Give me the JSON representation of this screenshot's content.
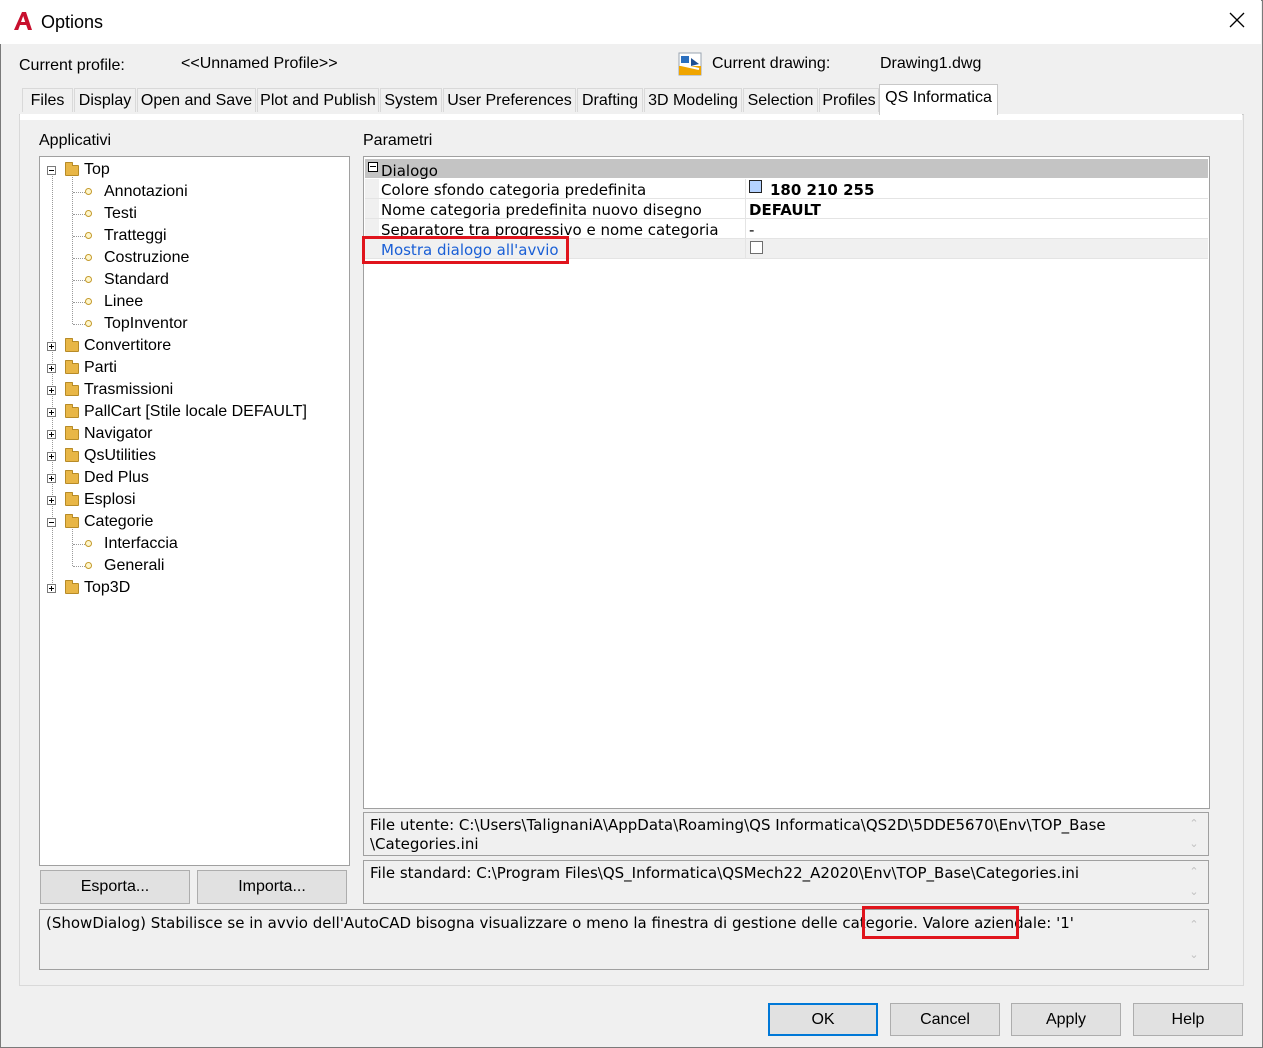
{
  "window": {
    "title": "Options"
  },
  "profile": {
    "current_profile_label": "Current profile:",
    "current_profile_value": "<<Unnamed Profile>>",
    "current_drawing_label": "Current drawing:",
    "current_drawing_value": "Drawing1.dwg"
  },
  "tabs": [
    {
      "label": "Files"
    },
    {
      "label": "Display"
    },
    {
      "label": "Open and Save"
    },
    {
      "label": "Plot and Publish"
    },
    {
      "label": "System"
    },
    {
      "label": "User Preferences"
    },
    {
      "label": "Drafting"
    },
    {
      "label": "3D Modeling"
    },
    {
      "label": "Selection"
    },
    {
      "label": "Profiles"
    },
    {
      "label": "QS Informatica"
    }
  ],
  "active_tab": "QS Informatica",
  "tree": {
    "label": "Applicativi",
    "nodes": [
      {
        "label": "Top"
      },
      {
        "label": "Annotazioni"
      },
      {
        "label": "Testi"
      },
      {
        "label": "Tratteggi"
      },
      {
        "label": "Costruzione"
      },
      {
        "label": "Standard"
      },
      {
        "label": "Linee"
      },
      {
        "label": "TopInventor"
      },
      {
        "label": "Convertitore"
      },
      {
        "label": "Parti"
      },
      {
        "label": "Trasmissioni"
      },
      {
        "label": "PallCart [Stile locale DEFAULT]"
      },
      {
        "label": "Navigator"
      },
      {
        "label": "QsUtilities"
      },
      {
        "label": "Ded Plus"
      },
      {
        "label": "Esplosi"
      },
      {
        "label": "Categorie"
      },
      {
        "label": "Interfaccia"
      },
      {
        "label": "Generali"
      },
      {
        "label": "Top3D"
      }
    ]
  },
  "buttons": {
    "export": "Esporta...",
    "import": "Importa...",
    "ok": "OK",
    "cancel": "Cancel",
    "apply": "Apply",
    "help": "Help"
  },
  "params": {
    "label": "Parametri",
    "category": "Dialogo",
    "rows": [
      {
        "name": "Colore sfondo categoria predefinita",
        "value": "180 210 255",
        "swatch": "#b4d2ff"
      },
      {
        "name": "Nome categoria predefinita nuovo disegno",
        "value": "DEFAULT"
      },
      {
        "name": "Separatore tra progressivo e nome categoria",
        "value": "-"
      },
      {
        "name": "Mostra dialogo all'avvio",
        "value": "",
        "checked": false
      }
    ]
  },
  "files": {
    "user_file_line1": "File utente: C:\\Users\\TalignaniA\\AppData\\Roaming\\QS Informatica\\QS2D\\5DDE5670\\Env\\TOP_Base",
    "user_file_line2": "\\Categories.ini",
    "standard_file": "File standard: C:\\Program Files\\QS_Informatica\\QSMech22_A2020\\Env\\TOP_Base\\Categories.ini"
  },
  "description": {
    "text": "(ShowDialog) Stabilisce se in avvio dell'AutoCAD bisogna visualizzare o meno la finestra di gestione delle categorie.",
    "company_value": "Valore aziendale: '1'"
  },
  "colors": {
    "accent": "#0078d7",
    "highlight": "#e0141c",
    "link": "#1a5fd6",
    "brand_red": "#c8102e"
  }
}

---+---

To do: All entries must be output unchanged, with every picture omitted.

Task solution:
Give me the JSON representation of this screenshot's content.
{
  "window": {
    "title": "Options"
  },
  "profile": {
    "current_profile_label": "Current profile:",
    "current_profile_value": "<<Unnamed Profile>>",
    "current_drawing_label": "Current drawing:",
    "current_drawing_value": "Drawing1.dwg"
  },
  "tabs": [
    {
      "label": "Files"
    },
    {
      "label": "Display"
    },
    {
      "label": "Open and Save"
    },
    {
      "label": "Plot and Publish"
    },
    {
      "label": "System"
    },
    {
      "label": "User Preferences"
    },
    {
      "label": "Drafting"
    },
    {
      "label": "3D Modeling"
    },
    {
      "label": "Selection"
    },
    {
      "label": "Profiles"
    },
    {
      "label": "QS Informatica"
    }
  ],
  "active_tab": "QS Informatica",
  "tree": {
    "label": "Applicativi",
    "nodes": [
      {
        "label": "Top"
      },
      {
        "label": "Annotazioni"
      },
      {
        "label": "Testi"
      },
      {
        "label": "Tratteggi"
      },
      {
        "label": "Costruzione"
      },
      {
        "label": "Standard"
      },
      {
        "label": "Linee"
      },
      {
        "label": "TopInventor"
      },
      {
        "label": "Convertitore"
      },
      {
        "label": "Parti"
      },
      {
        "label": "Trasmissioni"
      },
      {
        "label": "PallCart [Stile locale DEFAULT]"
      },
      {
        "label": "Navigator"
      },
      {
        "label": "QsUtilities"
      },
      {
        "label": "Ded Plus"
      },
      {
        "label": "Esplosi"
      },
      {
        "label": "Categorie"
      },
      {
        "label": "Interfaccia"
      },
      {
        "label": "Generali"
      },
      {
        "label": "Top3D"
      }
    ]
  },
  "buttons": {
    "export": "Esporta...",
    "import": "Importa...",
    "ok": "OK",
    "cancel": "Cancel",
    "apply": "Apply",
    "help": "Help"
  },
  "params": {
    "label": "Parametri",
    "category": "Dialogo",
    "rows": [
      {
        "name": "Colore sfondo categoria predefinita",
        "value": "180 210 255",
        "swatch": "#b4d2ff"
      },
      {
        "name": "Nome categoria predefinita nuovo disegno",
        "value": "DEFAULT"
      },
      {
        "name": "Separatore tra progressivo e nome categoria",
        "value": "-"
      },
      {
        "name": "Mostra dialogo all'avvio",
        "value": "",
        "checked": false
      }
    ]
  },
  "files": {
    "user_file_line1": "File utente: C:\\Users\\TalignaniA\\AppData\\Roaming\\QS Informatica\\QS2D\\5DDE5670\\Env\\TOP_Base",
    "user_file_line2": "\\Categories.ini",
    "standard_file": "File standard: C:\\Program Files\\QS_Informatica\\QSMech22_A2020\\Env\\TOP_Base\\Categories.ini"
  },
  "description": {
    "text": "(ShowDialog) Stabilisce se in avvio dell'AutoCAD bisogna visualizzare o meno la finestra di gestione delle categorie.",
    "company_value": "Valore aziendale: '1'"
  },
  "colors": {
    "accent": "#0078d7",
    "highlight": "#e0141c",
    "link": "#1a5fd6",
    "brand_red": "#c8102e"
  }
}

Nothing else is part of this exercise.